In terms of emotional maturity and behavior, your 5 month kitten has come a long way since they were born. And it’s likely you’ve got a pretty clear picture of their adult temperament by now. Research into kitten development suggests that many aspects of their personality are stable now, and will remain more or less the same throughout the rest of their lives. For example how sociable they are, how bold they are, how much interest they have in exploring.
But others will still continue to develop. For example territorial behaviors in males, such as urine marking, will start when they reach puberty in the next month or so. Predatory skills also develop in a non-uniform way between cats. So your five month old kitten might already be an ace hunter of fluffy kitten toys, or they might still seem bemused by them. Those who seem bemused now will usually catch up in the next few months.

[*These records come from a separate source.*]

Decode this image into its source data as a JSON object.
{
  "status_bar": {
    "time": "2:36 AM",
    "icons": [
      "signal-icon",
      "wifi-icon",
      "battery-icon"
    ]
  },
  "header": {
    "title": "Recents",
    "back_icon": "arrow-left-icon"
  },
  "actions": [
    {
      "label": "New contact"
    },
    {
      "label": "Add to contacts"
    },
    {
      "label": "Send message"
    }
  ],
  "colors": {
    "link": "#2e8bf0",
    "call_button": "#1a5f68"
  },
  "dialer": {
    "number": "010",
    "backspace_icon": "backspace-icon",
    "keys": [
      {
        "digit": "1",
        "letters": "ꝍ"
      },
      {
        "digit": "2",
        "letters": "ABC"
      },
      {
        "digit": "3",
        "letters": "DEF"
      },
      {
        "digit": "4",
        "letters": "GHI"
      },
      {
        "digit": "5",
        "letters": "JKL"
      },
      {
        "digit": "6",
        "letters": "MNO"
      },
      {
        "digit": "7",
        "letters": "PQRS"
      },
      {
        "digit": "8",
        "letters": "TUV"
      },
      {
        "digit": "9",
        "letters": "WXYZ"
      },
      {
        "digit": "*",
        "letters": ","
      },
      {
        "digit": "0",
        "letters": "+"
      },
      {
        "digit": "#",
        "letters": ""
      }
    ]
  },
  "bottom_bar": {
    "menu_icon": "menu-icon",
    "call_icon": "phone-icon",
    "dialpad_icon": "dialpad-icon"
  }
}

When Do Kittens Calm Down?
A oft-asked question from our readers is ‘when do kittens calm down?!’ A 5 month old cat can be a real livewire. They have all the boisterousness and enthusiasm of a kitten, combined with the confidence and stamina of an adult cat. It’s a combination which is in turns endearing, entertaining and exhausting.
A common behavioral problem at this age is unwanted and over the top play aggression. For example attacking your hands when you try to pet them, or pouncing at your ankles as you try and work in the kitchen. This is partly a natural phase which they will grow out of. But it can be made worse if
- a kitten never learned to play properly, because they were separated from the mom and siblings too early,
- they get overly aroused and can’t control own intensity,
- or they get easily frustrated by game ending.
Whether their behavior is within normal limits, or made worse by one of these factors, you can still help them mature out of it by redirecting them to suitable toys, stopping games before they get too excited to control their behavior, and using clear start and end cues for playtimes. And take heart that by the time they are an 8 month old cat, they will be much less hectic!
Letting Your Kitten Outdoors
Finally, let’s turn to an exciting event on the horizon. If you plan to let your cat outdoors, then they’re nearly ready for freedom. You can start introducing them to the area immediately outside your home as soon as their vaccination schedule is complete. But cat welfare experts recommend not letting them out of your sight until they are about 6 months old.
To bridge the gap, you can use a specially-designed kitten harness and leash to keep them close to you at first. It’s also a good idea to practice saying their name to them whilst feeding extra-tasty treats, so that you can call them in when it’s time to got to bed.
Five Month Old Kitten Milestone Checklist
To sum up, here are some milestones to expect or prepare for as your kitten celebrates their 5-month birthday:
- If your breeder provided an estimate of their adult weight, they should have reached at least half of that.
- They will continue to loose baby teeth and grow adult teeth – contact your vet if an adult tooth comes through without the corresponding baby tooth falling out.
- Their adult coat is coming through too – make sure you have a grooming routine established!
- Schedule spay or neuter surgery now, if you haven’t already done so.
- If they’ll be allowed outside as an adult, start introducing them to the area around your home now using a harness and leash. And teach them their name so you can call them back indoors!
- And finally, tell us how they’re getting on, using the comments box down below!
More articles in this series
- 3 Month Old Kitten – A Complete Guide From The Happy Cat Site
- 4 Month Old Kitten – Growing And Changing Fast
- 6 Month Kitten – Complete Guide To Caring For Your Cat
- Denenberg. Preventing problem feline behaviour at different life stages. BSAVA. 2018.
- Lowe & Bradshaw. Ontogeny of individuality in the domestic cat in the home environment. Animal Behavior. 2001.
- Turner & Bateson. The Domestic Cat: The Biology of Its Behaviour. Cambridge University Press. 2000.
- Welsh. Cat neutering: the earlier the better to tackle overpopulation. The Veterinary Record. 2018.